Your answer consists of the lines in the data that contain "state". Copy each of them.

━━━━━ RECORDS ━━━━━

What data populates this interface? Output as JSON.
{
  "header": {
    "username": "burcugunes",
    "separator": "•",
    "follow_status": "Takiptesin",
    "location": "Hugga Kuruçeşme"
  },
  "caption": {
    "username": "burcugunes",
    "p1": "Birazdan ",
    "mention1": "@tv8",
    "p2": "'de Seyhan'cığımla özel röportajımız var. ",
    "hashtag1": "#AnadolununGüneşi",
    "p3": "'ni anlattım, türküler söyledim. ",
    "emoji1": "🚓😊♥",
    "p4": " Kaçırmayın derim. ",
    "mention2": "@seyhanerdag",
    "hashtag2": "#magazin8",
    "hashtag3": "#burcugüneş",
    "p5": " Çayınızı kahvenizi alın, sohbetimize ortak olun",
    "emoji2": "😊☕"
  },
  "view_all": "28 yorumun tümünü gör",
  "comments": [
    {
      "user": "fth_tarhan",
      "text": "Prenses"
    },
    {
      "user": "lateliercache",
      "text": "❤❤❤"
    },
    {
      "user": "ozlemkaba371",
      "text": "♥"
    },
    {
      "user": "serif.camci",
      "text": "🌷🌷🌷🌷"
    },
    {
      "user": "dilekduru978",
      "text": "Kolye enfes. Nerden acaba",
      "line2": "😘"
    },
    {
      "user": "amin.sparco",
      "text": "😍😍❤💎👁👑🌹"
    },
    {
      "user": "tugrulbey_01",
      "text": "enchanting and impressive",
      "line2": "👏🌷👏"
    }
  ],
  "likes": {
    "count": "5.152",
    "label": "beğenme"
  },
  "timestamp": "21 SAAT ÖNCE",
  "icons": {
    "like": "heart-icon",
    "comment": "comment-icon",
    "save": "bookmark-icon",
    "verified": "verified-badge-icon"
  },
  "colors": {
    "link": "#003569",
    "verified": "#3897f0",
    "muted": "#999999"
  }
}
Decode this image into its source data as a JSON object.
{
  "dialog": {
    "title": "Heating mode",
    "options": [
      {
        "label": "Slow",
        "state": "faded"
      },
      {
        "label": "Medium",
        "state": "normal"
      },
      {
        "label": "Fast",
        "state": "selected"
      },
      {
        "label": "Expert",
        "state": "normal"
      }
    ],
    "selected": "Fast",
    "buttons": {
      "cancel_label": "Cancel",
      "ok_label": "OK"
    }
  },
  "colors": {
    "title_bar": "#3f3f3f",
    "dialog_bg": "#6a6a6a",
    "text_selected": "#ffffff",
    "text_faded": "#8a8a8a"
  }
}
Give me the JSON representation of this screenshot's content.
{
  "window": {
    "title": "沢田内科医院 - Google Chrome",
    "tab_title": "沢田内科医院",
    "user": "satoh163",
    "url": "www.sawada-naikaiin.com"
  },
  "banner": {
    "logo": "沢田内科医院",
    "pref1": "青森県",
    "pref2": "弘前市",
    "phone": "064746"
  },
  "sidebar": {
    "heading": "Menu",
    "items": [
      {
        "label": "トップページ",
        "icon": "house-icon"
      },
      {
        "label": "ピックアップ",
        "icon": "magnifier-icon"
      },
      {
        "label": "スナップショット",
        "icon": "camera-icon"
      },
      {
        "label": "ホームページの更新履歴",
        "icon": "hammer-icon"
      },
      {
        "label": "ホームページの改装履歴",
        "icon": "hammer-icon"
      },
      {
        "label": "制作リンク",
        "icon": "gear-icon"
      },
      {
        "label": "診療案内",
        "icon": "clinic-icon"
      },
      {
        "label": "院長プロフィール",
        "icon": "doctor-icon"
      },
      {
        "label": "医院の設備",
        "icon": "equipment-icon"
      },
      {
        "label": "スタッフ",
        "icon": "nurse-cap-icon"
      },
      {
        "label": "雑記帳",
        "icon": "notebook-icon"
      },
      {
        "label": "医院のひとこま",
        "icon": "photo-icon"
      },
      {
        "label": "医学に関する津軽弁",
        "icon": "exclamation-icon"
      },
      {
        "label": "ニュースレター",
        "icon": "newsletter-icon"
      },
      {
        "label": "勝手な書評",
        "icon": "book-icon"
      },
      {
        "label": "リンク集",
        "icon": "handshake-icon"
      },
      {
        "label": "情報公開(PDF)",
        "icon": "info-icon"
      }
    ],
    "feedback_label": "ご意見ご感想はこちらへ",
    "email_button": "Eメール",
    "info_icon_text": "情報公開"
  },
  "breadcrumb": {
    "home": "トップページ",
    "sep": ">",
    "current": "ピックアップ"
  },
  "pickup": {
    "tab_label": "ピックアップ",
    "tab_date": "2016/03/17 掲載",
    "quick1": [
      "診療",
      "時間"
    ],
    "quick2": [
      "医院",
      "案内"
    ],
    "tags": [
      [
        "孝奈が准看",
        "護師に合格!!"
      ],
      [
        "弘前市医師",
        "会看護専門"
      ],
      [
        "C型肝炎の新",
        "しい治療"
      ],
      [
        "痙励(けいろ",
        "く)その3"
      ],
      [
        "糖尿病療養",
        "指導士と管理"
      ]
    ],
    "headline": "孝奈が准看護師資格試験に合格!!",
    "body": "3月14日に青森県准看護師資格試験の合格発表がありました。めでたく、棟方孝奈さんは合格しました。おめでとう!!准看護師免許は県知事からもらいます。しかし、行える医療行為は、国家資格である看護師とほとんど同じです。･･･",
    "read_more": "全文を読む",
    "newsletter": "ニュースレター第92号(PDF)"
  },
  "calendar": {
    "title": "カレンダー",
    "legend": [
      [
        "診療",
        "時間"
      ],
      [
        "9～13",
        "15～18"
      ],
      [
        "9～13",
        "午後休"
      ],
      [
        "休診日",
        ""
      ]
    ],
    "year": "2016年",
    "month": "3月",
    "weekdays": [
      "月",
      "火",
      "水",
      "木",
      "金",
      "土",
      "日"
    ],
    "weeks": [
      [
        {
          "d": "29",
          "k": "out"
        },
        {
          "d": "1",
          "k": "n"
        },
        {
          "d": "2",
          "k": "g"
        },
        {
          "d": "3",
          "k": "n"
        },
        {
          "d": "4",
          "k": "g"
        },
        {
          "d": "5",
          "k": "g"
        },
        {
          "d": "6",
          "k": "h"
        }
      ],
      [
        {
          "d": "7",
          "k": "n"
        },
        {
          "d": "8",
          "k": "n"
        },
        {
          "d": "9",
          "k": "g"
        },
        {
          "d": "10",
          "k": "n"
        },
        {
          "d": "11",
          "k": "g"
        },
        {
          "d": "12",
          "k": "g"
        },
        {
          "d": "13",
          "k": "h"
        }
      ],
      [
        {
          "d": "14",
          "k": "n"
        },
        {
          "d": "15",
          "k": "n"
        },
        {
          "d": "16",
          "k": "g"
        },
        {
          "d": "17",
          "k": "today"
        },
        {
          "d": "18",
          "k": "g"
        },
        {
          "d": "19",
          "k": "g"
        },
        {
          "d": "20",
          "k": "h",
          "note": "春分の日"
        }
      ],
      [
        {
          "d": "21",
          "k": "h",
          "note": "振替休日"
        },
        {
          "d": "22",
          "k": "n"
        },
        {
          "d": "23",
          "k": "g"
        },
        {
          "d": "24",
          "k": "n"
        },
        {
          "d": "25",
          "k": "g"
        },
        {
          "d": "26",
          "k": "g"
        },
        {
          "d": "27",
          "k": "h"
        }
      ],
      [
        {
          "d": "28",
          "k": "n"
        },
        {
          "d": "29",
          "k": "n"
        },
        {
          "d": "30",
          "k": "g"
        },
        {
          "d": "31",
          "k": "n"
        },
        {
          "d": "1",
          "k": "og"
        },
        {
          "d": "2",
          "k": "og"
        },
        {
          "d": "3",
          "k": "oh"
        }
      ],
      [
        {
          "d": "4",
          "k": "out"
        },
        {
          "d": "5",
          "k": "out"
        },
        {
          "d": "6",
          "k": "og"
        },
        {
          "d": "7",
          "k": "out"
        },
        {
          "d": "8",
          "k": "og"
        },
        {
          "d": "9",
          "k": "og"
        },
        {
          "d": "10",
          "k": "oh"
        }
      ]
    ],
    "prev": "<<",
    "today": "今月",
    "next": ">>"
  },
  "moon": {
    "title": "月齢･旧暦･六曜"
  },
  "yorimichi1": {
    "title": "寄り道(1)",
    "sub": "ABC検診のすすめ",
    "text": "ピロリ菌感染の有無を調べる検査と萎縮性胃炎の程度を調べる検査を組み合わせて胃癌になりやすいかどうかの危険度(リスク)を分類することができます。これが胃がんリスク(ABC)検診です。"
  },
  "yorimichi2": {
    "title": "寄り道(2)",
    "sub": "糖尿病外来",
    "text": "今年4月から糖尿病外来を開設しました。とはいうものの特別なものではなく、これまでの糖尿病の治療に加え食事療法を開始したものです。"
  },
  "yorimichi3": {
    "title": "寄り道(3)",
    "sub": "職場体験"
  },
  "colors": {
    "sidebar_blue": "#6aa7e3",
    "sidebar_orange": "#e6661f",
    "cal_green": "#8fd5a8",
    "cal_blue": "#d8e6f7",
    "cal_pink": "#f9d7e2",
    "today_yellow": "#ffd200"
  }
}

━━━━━

• RESPONSE TO THE TASK
        "state": "faded"
        "state": "normal"
        "state": "selected"
        "state": "normal"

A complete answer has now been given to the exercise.